Effect of Mediterranean Diet With and Without Weight Loss on Apolipoprotein B100 Metabolism in Men With Metabolic SyndromeSignificance
Objective—To assess the effect of a Mediterranean diet (MedDiet) with and without weight loss (WL) on apolipoprotein B100 (apoB100) metabolism in men with metabolic syndrome.

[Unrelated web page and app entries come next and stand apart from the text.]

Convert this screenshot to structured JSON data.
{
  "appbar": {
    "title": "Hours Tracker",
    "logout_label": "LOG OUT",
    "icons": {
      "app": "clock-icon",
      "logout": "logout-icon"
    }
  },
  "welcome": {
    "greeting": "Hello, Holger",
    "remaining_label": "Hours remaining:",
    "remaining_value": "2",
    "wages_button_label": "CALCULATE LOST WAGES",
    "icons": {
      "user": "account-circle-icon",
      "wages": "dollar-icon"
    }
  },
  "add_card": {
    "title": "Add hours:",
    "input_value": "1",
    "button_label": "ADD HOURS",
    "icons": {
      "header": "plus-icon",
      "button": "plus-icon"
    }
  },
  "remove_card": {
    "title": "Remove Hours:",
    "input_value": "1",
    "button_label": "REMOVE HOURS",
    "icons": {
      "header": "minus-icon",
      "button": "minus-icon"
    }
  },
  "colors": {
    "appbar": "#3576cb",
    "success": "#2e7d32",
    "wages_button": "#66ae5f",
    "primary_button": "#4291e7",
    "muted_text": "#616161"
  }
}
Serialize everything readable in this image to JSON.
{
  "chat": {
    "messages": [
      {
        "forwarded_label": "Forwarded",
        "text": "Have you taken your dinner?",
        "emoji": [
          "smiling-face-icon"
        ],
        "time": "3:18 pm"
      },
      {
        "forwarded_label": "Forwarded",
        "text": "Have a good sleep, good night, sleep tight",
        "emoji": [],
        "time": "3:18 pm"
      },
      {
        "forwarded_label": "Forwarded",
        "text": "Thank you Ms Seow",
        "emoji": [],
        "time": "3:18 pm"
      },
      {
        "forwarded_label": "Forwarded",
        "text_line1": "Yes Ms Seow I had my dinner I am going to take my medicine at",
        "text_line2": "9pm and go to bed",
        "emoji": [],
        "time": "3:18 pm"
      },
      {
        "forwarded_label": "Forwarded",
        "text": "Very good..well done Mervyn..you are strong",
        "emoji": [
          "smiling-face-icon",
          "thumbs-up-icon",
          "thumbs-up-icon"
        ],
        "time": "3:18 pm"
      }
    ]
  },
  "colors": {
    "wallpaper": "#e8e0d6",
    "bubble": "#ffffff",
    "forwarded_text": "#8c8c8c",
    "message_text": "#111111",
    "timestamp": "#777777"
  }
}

Approach and Results—The diet of 19 men with metabolic syndrome (age, 24–62 years) was first standardized to a North American isoenergetic control diet for 5 weeks, followed by an isoenergetic MedDiet for an additional 5 weeks under full-feeding conditions (MedDiet−WL). Participants next underwent a 20-week supervised WL program under free-living conditions (−10.2±2.9% body weight; P<0.01) and finally consumed the MedDiet (5 weeks) under weight-stabilizing feeding conditions (MedDiet+WL). In vivo kinetic of apoB100 was assessed in the fasted state at the end of the 3 controlled diets using a bolus of D3-leucine. Compared with the control diet, MedDiet−WL reduced low-density lipoprotein (LDL)-apoB100 pool size (−14.2%, P<0.01) primarily through an increase in LDL-apoB100 fractional catabolic rate (+30.4%, P=0.02) and increased LDL particle size (P<0.01) but had no effect on very-LDL (VLDL)-apoB100 pool size or triglyceride concentrations, despite a significant increase in VLDL-apoB100 fractional catabolic rate (+25.6%; P=0.03). MedDiet+WL had no further effect on LDL-apoB100 pool size and fractional catabolic rate but further increased LDL particle size and reduced VLDL-apoB100 pool size versus the control diet primarily through an increase in VLDL-apoB100 fractional catabolic rate (+30.7%; P<0.01).
Conclusions—Consumption of MedDiet increases LDL size and reduces LDL-apoB100 concentrations primarily by increasing the catabolism of LDL even in the absence of WL in men with metabolic syndrome. MedDiet seems to have a trivial effect on VLDL concentrations and kinetics unless accompanied by significant WL.
- Received July 9, 2013.
- Accepted November 13, 2013.
- © 2013 American Heart Association, Inc.